Task prompt »
Exactly as written, print each of the entries.

Supplied data »
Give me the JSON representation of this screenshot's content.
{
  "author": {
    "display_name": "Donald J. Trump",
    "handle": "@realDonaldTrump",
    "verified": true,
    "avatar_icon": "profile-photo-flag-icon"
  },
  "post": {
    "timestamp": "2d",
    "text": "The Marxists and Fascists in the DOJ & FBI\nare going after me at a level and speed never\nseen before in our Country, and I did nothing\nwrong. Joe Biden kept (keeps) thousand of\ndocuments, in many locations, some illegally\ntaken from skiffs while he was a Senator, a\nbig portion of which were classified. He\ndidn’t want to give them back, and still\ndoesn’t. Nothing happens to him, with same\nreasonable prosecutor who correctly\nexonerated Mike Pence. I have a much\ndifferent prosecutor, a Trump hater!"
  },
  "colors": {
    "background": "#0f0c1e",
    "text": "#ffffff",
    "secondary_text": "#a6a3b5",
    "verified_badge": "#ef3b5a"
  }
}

Exercise output »
Give me the JSON representation of this screenshot's content.
{
  "author": {
    "display_name": "Donald J. Trump",
    "handle": "@realDonaldTrump",
    "verified": true,
    "avatar_icon": "profile-photo-flag-icon"
  },
  "post": {
    "timestamp": "2d",
    "text": "The Marxists and Fascists in the DOJ & FBI\nare going after me at a level and speed never\nseen before in our Country, and I did nothing\nwrong. Joe Biden kept (keeps) thousand of\ndocuments, in many locations, some illegally\ntaken from skiffs while he was a Senator, a\nbig portion of which were classified. He\ndidn’t want to give them back, and still\ndoesn’t. Nothing happens to him, with same\nreasonable prosecutor who correctly\nexonerated Mike Pence. I have a much\ndifferent prosecutor, a Trump hater!"
  },
  "colors": {
    "background": "#0f0c1e",
    "text": "#ffffff",
    "secondary_text": "#a6a3b5",
    "verified_badge": "#ef3b5a"
  }
}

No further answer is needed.